Your goal:
Return the lines below that carry the word "JSON".

Data supplied:
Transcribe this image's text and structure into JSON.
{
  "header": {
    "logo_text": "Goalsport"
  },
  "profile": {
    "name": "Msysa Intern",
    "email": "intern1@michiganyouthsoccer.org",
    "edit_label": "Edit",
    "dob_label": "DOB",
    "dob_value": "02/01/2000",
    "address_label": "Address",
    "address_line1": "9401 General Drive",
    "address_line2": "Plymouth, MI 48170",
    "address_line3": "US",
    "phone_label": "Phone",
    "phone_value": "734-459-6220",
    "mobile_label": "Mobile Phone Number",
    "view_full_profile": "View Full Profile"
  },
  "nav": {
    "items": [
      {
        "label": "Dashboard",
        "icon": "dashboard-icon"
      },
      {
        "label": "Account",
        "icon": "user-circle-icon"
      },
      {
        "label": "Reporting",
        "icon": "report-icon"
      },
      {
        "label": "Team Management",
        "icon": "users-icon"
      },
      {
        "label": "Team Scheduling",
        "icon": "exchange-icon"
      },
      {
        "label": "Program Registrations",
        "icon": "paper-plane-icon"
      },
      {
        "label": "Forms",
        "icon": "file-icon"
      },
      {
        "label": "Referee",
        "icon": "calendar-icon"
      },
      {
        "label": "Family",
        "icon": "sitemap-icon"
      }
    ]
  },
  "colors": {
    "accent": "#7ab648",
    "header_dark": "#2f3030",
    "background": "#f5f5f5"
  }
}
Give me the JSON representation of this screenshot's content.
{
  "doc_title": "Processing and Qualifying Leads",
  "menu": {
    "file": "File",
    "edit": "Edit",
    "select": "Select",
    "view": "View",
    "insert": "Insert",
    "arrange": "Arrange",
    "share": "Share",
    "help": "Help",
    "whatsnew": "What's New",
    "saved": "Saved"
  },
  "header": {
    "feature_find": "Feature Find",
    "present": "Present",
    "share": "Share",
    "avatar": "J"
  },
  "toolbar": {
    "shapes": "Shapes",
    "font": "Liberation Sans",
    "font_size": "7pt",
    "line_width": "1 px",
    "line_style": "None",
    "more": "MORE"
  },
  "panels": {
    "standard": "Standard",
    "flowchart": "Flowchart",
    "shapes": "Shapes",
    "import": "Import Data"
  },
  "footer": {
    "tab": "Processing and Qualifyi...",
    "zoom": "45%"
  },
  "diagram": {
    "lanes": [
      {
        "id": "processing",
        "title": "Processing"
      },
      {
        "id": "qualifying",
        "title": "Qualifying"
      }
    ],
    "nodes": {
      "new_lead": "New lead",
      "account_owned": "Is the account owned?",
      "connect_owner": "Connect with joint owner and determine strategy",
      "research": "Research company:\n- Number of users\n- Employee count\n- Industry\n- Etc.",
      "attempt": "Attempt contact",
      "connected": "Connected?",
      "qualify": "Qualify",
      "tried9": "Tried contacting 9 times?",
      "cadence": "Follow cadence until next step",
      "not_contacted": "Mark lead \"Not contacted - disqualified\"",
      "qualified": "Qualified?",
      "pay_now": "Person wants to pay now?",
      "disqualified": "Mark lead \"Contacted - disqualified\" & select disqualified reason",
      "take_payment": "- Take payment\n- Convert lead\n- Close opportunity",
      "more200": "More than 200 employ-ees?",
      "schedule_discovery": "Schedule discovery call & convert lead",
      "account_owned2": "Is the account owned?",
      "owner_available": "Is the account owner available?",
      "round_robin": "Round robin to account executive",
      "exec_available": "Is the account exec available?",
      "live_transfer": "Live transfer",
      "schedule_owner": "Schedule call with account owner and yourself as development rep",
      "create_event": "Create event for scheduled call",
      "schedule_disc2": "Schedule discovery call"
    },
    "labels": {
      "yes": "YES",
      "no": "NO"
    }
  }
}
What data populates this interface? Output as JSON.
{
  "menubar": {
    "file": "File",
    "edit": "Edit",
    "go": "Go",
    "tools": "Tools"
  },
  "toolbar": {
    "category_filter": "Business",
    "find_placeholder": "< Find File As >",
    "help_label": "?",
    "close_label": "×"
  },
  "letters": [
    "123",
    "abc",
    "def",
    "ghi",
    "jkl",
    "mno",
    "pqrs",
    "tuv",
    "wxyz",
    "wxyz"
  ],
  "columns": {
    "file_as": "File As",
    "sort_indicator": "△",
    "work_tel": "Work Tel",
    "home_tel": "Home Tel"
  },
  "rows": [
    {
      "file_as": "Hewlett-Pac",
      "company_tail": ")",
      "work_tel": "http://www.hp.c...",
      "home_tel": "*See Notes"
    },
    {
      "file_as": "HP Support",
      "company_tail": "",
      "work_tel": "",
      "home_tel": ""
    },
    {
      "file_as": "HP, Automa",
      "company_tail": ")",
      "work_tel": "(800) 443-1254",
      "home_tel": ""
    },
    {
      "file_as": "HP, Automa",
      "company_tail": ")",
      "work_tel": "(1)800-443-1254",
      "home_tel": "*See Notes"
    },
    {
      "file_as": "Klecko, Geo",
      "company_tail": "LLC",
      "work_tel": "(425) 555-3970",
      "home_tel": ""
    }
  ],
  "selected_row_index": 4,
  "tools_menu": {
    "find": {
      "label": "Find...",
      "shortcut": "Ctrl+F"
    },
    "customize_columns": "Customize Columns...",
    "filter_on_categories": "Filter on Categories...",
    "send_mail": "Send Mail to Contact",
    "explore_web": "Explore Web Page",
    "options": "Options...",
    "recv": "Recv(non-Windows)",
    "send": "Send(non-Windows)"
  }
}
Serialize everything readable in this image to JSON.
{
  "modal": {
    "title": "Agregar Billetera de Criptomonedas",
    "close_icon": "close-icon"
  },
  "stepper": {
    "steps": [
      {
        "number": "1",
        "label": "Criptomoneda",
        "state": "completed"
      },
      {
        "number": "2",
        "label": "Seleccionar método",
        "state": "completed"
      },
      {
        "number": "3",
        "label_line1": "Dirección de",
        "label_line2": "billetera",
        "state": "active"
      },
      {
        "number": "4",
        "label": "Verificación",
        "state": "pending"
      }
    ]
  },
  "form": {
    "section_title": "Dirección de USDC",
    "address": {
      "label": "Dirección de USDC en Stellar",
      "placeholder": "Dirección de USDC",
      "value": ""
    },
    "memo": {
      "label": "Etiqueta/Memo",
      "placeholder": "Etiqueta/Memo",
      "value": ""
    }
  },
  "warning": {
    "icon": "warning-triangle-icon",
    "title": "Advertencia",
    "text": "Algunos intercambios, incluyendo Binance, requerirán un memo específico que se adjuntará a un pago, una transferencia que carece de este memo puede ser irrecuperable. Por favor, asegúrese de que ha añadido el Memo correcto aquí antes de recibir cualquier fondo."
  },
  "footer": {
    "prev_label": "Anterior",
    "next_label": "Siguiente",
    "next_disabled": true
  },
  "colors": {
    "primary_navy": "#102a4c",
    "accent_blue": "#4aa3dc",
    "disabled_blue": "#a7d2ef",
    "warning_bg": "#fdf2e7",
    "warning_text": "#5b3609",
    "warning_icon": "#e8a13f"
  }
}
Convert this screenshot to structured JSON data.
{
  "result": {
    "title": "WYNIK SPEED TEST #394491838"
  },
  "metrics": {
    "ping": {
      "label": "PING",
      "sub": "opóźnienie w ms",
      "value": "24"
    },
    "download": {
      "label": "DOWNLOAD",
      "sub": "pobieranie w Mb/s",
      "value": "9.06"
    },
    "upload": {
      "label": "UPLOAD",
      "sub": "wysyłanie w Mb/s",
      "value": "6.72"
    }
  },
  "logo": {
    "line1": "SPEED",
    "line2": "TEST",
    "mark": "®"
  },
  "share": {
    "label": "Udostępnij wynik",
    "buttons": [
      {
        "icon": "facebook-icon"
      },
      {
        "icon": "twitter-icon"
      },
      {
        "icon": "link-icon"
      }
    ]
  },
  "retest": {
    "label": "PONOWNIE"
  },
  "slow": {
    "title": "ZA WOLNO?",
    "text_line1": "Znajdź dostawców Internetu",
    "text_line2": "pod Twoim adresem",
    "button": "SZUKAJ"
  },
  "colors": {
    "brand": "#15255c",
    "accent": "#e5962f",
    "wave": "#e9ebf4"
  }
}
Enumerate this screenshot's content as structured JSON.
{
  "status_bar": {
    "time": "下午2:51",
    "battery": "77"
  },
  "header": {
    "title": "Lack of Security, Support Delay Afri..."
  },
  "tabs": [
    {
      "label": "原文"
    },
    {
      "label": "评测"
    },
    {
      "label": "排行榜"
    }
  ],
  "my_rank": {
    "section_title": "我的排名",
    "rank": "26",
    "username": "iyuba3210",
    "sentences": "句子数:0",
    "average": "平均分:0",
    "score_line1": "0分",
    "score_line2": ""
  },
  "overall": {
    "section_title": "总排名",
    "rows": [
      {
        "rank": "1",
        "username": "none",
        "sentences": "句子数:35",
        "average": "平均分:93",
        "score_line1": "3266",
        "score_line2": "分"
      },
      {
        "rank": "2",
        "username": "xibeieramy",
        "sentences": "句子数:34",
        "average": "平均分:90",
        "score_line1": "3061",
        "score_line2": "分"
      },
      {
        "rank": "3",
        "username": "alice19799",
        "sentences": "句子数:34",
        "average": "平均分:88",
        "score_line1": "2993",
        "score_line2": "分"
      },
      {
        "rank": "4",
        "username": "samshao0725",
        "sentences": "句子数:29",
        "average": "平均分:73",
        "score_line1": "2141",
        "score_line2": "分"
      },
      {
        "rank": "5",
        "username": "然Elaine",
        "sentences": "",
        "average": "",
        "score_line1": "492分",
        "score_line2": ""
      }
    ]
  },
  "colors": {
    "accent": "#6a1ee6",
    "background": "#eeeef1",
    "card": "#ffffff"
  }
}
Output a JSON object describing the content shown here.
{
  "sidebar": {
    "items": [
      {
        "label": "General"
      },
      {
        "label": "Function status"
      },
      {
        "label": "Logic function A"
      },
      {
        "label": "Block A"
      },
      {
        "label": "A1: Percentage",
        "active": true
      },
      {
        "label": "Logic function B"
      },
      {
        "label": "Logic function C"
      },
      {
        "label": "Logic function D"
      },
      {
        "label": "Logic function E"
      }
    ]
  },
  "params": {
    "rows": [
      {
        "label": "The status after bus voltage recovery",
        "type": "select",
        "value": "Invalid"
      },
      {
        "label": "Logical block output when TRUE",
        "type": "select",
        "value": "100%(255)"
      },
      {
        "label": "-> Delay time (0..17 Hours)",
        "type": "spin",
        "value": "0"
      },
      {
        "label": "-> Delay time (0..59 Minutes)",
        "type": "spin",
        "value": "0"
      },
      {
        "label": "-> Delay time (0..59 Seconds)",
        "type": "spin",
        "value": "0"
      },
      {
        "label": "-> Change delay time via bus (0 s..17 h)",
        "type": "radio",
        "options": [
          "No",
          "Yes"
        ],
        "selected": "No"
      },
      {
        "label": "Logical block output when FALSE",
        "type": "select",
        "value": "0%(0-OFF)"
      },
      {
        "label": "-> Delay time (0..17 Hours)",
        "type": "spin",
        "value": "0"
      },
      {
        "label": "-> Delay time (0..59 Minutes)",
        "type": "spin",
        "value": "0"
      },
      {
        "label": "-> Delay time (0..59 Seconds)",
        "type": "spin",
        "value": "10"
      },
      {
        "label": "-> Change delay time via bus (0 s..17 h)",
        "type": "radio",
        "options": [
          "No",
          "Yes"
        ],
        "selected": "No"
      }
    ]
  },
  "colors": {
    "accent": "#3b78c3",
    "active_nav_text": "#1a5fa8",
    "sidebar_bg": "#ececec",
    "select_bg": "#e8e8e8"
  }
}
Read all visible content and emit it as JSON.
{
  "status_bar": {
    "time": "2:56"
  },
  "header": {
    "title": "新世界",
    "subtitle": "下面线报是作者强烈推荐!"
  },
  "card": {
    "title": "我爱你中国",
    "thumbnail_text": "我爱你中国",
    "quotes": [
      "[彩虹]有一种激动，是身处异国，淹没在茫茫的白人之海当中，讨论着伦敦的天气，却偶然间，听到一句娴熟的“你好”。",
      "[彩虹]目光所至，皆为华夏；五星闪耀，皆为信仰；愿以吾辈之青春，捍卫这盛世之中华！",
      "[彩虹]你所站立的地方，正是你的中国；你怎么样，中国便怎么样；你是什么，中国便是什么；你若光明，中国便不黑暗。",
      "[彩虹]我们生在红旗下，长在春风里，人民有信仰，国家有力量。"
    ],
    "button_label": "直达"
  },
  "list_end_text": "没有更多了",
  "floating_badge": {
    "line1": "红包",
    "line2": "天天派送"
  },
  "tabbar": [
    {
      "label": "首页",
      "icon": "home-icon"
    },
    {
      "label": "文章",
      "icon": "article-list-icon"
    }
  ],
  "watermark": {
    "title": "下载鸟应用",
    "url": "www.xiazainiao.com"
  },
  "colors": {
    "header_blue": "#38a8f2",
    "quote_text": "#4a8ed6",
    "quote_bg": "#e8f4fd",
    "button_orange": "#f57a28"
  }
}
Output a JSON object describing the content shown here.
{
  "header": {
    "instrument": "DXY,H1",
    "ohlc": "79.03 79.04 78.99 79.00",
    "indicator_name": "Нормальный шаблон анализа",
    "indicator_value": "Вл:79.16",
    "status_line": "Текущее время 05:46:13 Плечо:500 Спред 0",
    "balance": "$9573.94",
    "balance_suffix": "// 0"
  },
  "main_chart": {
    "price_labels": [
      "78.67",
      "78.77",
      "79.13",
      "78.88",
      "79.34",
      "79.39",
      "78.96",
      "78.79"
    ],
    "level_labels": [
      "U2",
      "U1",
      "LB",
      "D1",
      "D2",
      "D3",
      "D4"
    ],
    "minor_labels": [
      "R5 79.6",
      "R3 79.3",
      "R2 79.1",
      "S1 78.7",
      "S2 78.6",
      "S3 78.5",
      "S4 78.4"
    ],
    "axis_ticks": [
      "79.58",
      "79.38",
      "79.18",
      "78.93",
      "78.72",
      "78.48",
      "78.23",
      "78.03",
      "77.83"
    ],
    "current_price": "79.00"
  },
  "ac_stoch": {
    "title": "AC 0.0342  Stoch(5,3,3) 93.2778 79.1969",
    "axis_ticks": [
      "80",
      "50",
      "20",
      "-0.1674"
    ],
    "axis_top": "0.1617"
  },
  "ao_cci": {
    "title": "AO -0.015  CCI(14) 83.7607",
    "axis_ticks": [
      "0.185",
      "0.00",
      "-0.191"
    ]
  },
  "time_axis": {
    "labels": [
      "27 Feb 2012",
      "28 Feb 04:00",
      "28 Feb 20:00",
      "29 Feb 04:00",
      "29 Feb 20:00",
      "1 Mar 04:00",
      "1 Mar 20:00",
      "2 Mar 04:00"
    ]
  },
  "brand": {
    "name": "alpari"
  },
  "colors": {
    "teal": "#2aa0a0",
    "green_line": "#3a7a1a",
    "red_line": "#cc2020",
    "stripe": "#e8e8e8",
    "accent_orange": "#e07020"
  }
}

Task output:
Transcribe this image's text and structure into JSON.
Give me the JSON representation of this screenshot's content.
What data populates this interface? Output as JSON.
Serialize everything readable in this image to JSON.
Convert this screenshot to structured JSON data.
Enumerate this screenshot's content as structured JSON.
Output a JSON object describing the content shown here.
Read all visible content and emit it as JSON.
Output a JSON object describing the content shown here.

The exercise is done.